So, I’m officially on the other side of the world in New Zealand, after an epic journey involving lots of Ryan Gosling films (nice) and unprecedented sleep deprivation (not so nice). I ended up in the worst seat location possible on a Boeing 747 – that awkward spot in the middle of the central row, furthest from both aisle and window, compounded by neighbours on both sides who took sleeping tablets and could not be roused. I spent most of the journey with a painfully full bladder (I’m a water-drinking maniac on flights) and not even the possibility of any cloud-spotting to take my mind off it. I very nearly clambered over one of them a couple of times, but bottled it at the last moment as I ran the mortifying scenario through my head of her waking up as I was straddling her. I’m clearly far too British. However I got my revenge as, in the inevitable last minute rush before leaving home (despite protracted preparations), I forgot to put on any deodorant.

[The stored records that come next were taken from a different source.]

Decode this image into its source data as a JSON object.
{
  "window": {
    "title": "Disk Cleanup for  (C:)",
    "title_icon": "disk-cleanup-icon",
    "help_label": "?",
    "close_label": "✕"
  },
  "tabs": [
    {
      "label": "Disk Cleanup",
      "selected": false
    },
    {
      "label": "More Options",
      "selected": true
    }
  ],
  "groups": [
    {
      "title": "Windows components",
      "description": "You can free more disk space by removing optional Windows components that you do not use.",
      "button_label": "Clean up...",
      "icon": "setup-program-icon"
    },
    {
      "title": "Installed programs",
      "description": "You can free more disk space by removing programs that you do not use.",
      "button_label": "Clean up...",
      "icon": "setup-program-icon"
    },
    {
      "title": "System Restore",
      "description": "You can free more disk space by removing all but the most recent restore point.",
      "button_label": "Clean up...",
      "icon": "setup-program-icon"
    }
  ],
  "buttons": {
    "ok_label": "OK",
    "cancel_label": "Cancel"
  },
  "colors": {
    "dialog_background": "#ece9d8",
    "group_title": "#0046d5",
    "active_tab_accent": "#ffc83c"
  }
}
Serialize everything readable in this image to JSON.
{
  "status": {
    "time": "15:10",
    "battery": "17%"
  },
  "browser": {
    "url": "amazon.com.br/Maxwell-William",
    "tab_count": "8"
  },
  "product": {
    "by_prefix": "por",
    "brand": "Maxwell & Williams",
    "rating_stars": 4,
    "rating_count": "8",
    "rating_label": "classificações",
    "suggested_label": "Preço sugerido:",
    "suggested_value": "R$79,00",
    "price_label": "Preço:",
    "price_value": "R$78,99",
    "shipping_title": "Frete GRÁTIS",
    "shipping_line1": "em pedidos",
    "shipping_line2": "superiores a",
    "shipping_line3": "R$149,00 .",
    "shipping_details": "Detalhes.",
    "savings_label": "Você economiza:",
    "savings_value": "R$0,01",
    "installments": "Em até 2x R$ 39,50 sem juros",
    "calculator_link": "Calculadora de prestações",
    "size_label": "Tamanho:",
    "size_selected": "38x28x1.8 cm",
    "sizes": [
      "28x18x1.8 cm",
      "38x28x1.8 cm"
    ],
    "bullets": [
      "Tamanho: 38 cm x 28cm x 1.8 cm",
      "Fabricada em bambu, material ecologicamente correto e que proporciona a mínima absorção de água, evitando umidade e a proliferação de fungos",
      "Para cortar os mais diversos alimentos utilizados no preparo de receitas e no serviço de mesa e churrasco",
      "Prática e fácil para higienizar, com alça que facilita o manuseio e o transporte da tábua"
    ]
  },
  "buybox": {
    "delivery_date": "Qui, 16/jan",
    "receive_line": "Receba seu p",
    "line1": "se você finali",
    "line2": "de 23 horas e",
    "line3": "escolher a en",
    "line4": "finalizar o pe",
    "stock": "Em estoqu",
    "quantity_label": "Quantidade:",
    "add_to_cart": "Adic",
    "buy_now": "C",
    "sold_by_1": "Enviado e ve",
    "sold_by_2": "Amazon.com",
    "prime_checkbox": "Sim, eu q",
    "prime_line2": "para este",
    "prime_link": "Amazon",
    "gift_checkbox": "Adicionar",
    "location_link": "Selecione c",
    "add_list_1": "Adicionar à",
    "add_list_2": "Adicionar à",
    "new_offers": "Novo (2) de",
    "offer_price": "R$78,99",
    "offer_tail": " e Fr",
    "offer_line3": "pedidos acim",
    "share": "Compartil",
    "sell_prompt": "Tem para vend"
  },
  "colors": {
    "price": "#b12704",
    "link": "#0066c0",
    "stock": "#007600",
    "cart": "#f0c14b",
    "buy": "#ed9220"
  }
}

Humming does not cover it – I repulsed myself from around an hour into the flight onwards.
I am breaking myself in gently to my travels by starting in Auckland, staying with my cousin, Will, and his fiance, Juliet, in their beautiful, HUGE flat with a view of the sea and the brooding Rangitoto volcanic island. Will kindly took the day of work and we headed north-west to Piha beach, one of the top surf spots in NZ and adjacent to Karekare beach, where ‘The Piano’ was filmed. The sand is black, due to minerals washed down from volcanic rock, and reacts to magnets due to the high iron content. To me it felt like walking on chocolate brownies, but then my mind does often turn to brownies so there could be some bias there. The weather was fairly bleak, but it suited the wild landscape, creating a monochrome effect of sand and sky. No surfers in the water (waves looked piddly – and that’s coming from a Saunton Sands fan) and a paddle was enough to dislodge my naive dreams of hitting the waves in a bikini. I get the impression that NZ surfing is to GB surfing as granite is to marshmallows.
First impressions of NZ are dangerously good (family are convinced I won’t return). People seem very relaxed and friendly – I have yet to see the grim face of a stressed person walking fast towards an unattainable deadline. Much of the scenery I’ve seen so far reminds me of a hard-core version of Cornwall – it’s lush, with splashes of blue agapantha (sp?) and orange monbretia nestled amongst the green. The muggy mizzle and low cloud that has pervaded the day might also have something to do with the association.
Blimey, it’s easy to ramble on in a blog. I think I’ll edit a draft version for future updates. Anyway, jet-lag is telling me it’s past my bedtime so off I go, after a fantastic start to my adventure, to the sound of that herald of holidays – the indefatigable cicada.